• **The task**
Search the entries below for "falcaoluis", and copy each line where it appears.

[Opening Source records section]

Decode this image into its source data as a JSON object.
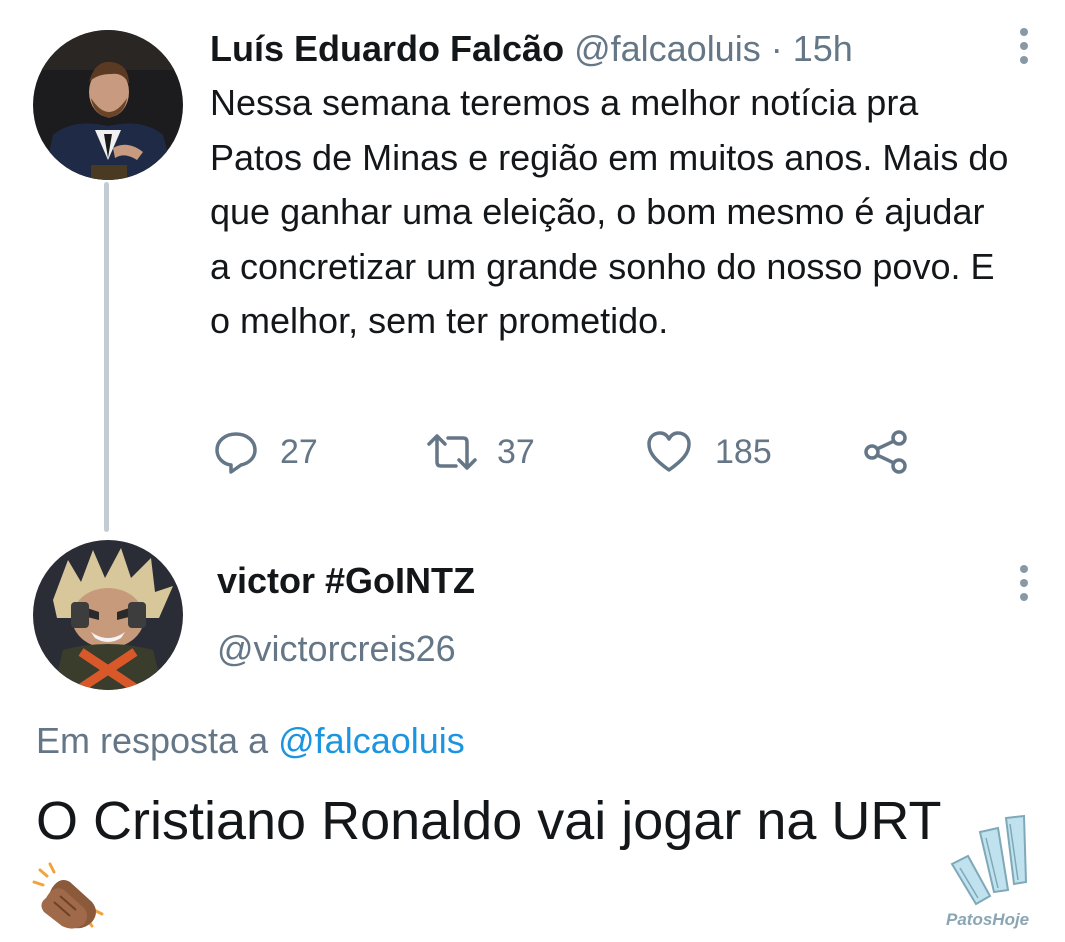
{
  "tweet": {
    "author_name": "Luís Eduardo Falcão",
    "handle": "@falcaoluis",
    "separator": "·",
    "time": "15h",
    "body": "Nessa semana teremos a melhor notícia pra Patos de Minas e região em muitos anos. Mais do que ganhar uma eleição, o bom mesmo é ajudar a concretizar um grande sonho do nosso povo. E o melhor, sem ter prometido.",
    "actions": {
      "reply": {
        "icon": "reply-icon",
        "count": "27"
      },
      "retweet": {
        "icon": "retweet-icon",
        "count": "37"
      },
      "like": {
        "icon": "like-icon",
        "count": "185"
      },
      "share": {
        "icon": "share-icon"
      }
    },
    "more_icon": "more-vertical-icon"
  },
  "reply": {
    "author_name": "victor #GoINTZ",
    "handle": "@victorcreis26",
    "in_reply_prefix": "Em resposta a",
    "in_reply_mention": "@falcaoluis",
    "text": "O Cristiano Ronaldo vai jogar na URT",
    "emoji_icon": "clapping-hands-icon",
    "more_icon": "more-vertical-icon"
  },
  "watermark": {
    "text": "PatosHoje"
  },
  "colors": {
    "text": "#14171a",
    "muted": "#657786",
    "link": "#1b95e0",
    "thread_line": "#c4ccd3"
  }
}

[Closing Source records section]

• **Exercise solution**
    "handle": "@falcaoluis",
    "in_reply_mention": "@falcaoluis",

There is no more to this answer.